Most of us think of lotteries – with their cornucopia of scratch tickets and nine-figure jackpots – as a modern North American creation.  But lotteries themselves have been around for thousands of years, serving as a popular method in raising funds for various projects and causes.

For instance, the following came into being  with lottery money as part of the funds raised to do so: Great Wall Of China (with winners in various villages notified by white carrier pigeons), Roman Roads (the ancient stone walkways on which the Apostles traveled to spread the Gospel), Catholic Monasteries (the King of France got around supporting the religion with palace funds by allowing the nuns and monks to run their own private lotteries), Jamestown (King James 1 of the KJV Bible used funds from lotto tickets sold in London to finance England’s first official colony in the New World), Revolutionary War (paying for the Continental Army), Washington D.C. (constructing the White House) and Ivy League Schools (Harvard, Columbia, etc.).  Even Thomas Jefferson, the third President of the United States, in great debt at the end of his life, petitioned Congress to let him hold a private lottery of his personal  presidential artifacts in an attempt to avoid bankruptcy.

But here’s the difference.  Back then the price of lottery tickets was kept high, so that only those who could afford to play, did.  And with fewer players, the odds of winning were much greater.  Today, the price of lottery tickets are kept low, so that those who can’t afford to play, do. And with more players, the odds of winning are much lesser.  As a matter of fact, in nation after nation, people in the lowest twenty-percent of the income bracket buy almost sixty-six percent of all lotto tickets.

All this is why you never see the Donald Trumps of the world as lottery winners; they don’t play because they know the odds.  Oh that the poor would realize the same.
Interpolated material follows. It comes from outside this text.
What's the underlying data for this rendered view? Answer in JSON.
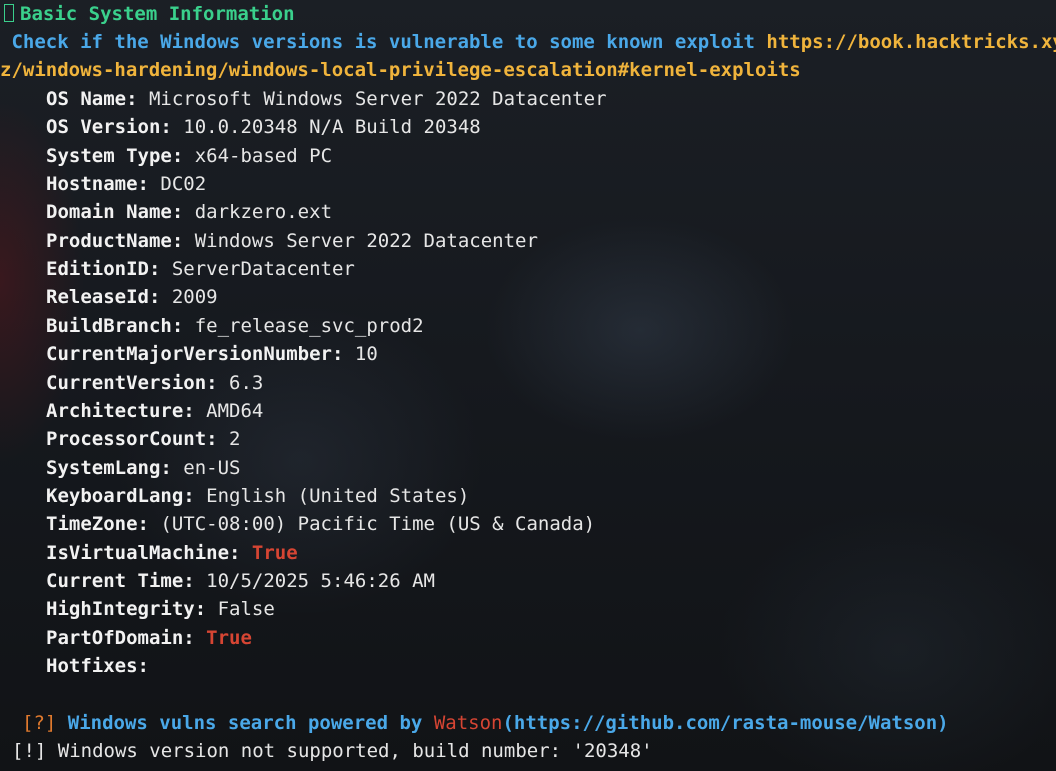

“Yes, we have an early retirement program.  We withhold two dollars from each pay cheque to buy you a lottery ticket.”